Bettina J. Casad and Gualtiero Piccinini
We are interested in the cognitive and physiological mechanisms underlying individuals’ decisions to confront or ignore personal encounters with prejudice. Many members of stigmatized groups (e.g., women, racial minorities) value speaking out against bias but are also aware of the negative social consequences for claiming sexist or racist treatment. These situations create psychological conflict for the individual to weigh the costs and benefits of confronting prejudice in intergroup contexts.
Our goal is to test the plausibility of two theoretical models of self-regulation, ego-depletion and a motivated process model, and offer an extension of the process model. We also take a novel approach by examining motivation to confront prejudice through the lens of self-regulation. That is, most research examines motivations to control prejudice among majority group members, but we investigate motivations to confront prejudice among minority group members.

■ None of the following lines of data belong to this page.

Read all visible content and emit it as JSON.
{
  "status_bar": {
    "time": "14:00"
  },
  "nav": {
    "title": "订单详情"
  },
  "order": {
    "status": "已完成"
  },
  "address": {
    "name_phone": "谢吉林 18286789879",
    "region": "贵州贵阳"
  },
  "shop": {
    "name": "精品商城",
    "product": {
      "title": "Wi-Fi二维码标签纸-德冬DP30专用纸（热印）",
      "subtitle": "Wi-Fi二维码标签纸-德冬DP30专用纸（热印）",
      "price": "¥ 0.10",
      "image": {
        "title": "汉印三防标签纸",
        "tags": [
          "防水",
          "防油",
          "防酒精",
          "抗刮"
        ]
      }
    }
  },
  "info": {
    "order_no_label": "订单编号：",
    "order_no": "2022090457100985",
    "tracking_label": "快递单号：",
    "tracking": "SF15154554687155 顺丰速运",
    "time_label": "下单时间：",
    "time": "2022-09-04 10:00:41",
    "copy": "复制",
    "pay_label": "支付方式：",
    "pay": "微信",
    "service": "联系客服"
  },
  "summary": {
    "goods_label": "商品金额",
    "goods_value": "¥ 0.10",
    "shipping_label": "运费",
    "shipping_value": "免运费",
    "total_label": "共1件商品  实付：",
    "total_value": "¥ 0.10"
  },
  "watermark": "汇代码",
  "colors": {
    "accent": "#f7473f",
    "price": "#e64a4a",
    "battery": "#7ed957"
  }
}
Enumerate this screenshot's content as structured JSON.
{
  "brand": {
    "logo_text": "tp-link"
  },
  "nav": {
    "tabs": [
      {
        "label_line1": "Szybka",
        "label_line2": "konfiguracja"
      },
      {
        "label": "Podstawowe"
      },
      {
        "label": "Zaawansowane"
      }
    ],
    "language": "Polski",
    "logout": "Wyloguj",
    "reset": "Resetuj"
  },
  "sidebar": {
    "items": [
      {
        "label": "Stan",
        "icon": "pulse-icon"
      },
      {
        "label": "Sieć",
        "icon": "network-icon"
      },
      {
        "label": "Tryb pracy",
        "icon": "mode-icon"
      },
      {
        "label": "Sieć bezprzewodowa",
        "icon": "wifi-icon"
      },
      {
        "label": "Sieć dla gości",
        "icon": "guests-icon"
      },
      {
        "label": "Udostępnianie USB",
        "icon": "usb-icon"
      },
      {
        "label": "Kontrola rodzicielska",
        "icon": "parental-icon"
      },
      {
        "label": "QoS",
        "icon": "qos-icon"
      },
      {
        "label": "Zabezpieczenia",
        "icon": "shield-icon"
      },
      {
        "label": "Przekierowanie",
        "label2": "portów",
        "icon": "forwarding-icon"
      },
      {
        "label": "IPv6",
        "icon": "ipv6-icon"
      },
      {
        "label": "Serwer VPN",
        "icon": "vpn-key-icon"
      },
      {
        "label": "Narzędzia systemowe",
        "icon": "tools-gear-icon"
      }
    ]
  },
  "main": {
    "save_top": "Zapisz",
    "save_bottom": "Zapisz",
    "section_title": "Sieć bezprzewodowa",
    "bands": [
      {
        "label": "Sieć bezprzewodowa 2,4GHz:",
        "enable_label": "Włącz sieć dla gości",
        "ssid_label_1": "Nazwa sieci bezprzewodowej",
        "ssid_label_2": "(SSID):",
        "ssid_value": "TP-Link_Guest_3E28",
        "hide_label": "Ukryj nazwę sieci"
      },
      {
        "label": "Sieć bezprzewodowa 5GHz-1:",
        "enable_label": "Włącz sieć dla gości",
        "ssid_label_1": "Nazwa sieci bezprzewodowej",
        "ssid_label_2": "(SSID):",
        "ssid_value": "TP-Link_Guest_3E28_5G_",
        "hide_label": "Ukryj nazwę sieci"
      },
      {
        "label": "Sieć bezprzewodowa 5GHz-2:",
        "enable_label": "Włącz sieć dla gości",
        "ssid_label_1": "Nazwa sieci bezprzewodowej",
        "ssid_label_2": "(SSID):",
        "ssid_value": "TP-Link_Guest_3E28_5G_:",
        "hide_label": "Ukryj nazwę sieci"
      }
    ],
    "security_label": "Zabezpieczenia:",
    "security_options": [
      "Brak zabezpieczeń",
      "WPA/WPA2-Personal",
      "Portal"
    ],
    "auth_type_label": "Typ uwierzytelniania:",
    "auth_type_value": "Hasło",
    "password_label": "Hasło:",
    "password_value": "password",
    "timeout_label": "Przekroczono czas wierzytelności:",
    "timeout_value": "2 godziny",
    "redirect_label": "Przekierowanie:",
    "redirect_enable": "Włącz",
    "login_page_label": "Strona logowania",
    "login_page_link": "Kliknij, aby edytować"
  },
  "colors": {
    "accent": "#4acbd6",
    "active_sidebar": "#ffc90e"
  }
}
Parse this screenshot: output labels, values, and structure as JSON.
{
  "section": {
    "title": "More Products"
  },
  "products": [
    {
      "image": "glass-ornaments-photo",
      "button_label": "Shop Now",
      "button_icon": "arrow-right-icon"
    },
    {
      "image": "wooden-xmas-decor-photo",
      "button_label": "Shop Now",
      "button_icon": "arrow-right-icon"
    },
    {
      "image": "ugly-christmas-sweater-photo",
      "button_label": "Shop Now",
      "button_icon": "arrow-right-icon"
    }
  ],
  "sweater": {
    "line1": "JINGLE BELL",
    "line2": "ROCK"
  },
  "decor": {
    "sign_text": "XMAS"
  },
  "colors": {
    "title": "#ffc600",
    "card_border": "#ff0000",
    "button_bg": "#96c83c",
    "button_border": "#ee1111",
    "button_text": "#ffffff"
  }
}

Self-regulation is dependent on limited resources that can be diminished due to cognitive load, known as ego-depletion. Research shows that participants who have undergone ego-depletion prior to taking implicit measures have deficits in regulating prejudice, struggling to ignore automatic responses. Since many studies of ego-depletion use indirect behavioral measures, it cannot be completely inferred that a depletion of cognitive resources is causing impaired self-regulation.
An alternative to the ego-depletion theory is the process model. This model proposes that ego-depletion is not the result of exhaustion of cognitive resources, but rather due to shifts in motivation. The process model states that after self-regulating, which is an act of inhibiting automatic responses, an individual is then motivated to avoid inhibition and move toward more rewarding behavior. Simultaneously, attention is shifted away from potential signals to elicit control to signals of satisfaction and pleasure. These two shifts in motivation act to weaken self-regulation between the original self-control task and subsequent tasks.
We agree with a process model approach; however, we propose two important additional steps towards a mechanistic understanding of self-control: control signal strength and characteristics of neural systems. The proposed study will test a multiple mediation model to test motivation, attention, control strength, and impulse strength as mediators of self-control in confronting sexism. The traditional sequential task paradigm to test for ego-depletion after self-control will be used. The manipulations include a 2 (threat, no threat) X 2 (motivation: harmony, true self) X 2 (attention: control cues, no cues) between subjects design. We will measure each variable in the study using self-report and neural or physiological measures. In a virtual get-to-know you paradigm a female will be paired with a virtual male partner who either makes a sexist or neutral comment about them becoming friends. Before the interaction participants will be primed with a harmony or self-expression motivation and will be given control instructions or no control instructions.
Through triagulating measures we will be able to test the mediators of the participants’ responses to confront or ignore prejudice, thus further contributing to the process model by advancing our understanding of the multiple mechanisms involved in self-regulation.